YOUR INSTRUCTIONS - Look for "Case" in the material below and show each line that contains it.

*-*-*

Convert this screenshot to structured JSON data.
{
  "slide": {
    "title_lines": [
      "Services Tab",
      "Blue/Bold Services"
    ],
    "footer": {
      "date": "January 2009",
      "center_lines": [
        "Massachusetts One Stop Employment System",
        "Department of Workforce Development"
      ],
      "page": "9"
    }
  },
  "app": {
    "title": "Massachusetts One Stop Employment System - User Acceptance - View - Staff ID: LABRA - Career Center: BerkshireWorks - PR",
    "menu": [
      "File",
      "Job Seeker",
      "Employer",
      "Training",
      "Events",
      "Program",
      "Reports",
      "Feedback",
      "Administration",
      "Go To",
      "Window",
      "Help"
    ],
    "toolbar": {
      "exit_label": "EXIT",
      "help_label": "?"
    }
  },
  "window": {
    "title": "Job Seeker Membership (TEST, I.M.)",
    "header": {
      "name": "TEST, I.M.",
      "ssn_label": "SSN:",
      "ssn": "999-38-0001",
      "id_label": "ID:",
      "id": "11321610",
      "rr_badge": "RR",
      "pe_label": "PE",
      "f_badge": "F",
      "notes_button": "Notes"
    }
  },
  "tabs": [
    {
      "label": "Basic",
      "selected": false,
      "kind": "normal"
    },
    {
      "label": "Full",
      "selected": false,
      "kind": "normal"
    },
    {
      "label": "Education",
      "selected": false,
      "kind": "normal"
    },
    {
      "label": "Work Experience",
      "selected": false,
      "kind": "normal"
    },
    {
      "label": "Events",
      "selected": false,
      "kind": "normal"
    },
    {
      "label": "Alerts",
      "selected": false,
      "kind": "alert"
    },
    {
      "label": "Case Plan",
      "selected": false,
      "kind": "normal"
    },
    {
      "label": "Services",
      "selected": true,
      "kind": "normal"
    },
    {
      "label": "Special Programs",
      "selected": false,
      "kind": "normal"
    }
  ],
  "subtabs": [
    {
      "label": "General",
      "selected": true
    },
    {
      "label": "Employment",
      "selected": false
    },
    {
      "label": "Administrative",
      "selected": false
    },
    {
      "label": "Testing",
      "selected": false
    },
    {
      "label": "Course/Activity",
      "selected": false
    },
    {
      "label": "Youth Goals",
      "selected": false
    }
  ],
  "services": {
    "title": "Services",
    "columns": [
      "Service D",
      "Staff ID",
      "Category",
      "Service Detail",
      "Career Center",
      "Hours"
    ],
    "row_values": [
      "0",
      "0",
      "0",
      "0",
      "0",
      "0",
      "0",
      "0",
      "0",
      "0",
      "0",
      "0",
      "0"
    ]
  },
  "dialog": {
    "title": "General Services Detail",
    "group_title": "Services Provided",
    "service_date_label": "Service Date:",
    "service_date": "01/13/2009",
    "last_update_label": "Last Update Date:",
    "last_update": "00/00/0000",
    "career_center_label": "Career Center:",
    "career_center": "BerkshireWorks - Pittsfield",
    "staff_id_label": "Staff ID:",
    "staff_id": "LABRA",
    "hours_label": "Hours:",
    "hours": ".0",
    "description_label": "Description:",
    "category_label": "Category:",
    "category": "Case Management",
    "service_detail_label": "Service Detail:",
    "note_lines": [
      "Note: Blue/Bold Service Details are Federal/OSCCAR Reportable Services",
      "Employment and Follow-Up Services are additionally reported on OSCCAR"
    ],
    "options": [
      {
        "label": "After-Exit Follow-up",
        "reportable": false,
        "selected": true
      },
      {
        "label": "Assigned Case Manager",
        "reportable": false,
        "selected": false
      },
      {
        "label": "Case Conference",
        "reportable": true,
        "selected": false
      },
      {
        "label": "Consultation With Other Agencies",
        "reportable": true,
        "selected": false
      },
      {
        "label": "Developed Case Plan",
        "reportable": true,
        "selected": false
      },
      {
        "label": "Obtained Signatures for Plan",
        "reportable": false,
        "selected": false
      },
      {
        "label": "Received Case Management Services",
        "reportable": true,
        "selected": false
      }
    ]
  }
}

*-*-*

TASK RESPONSE -
      "label": "Case Plan",
    "category": "Case Management",
        "label": "Assigned Case Manager",
        "label": "Case Conference",
        "label": "Developed Case Plan",
        "label": "Received Case Management Services",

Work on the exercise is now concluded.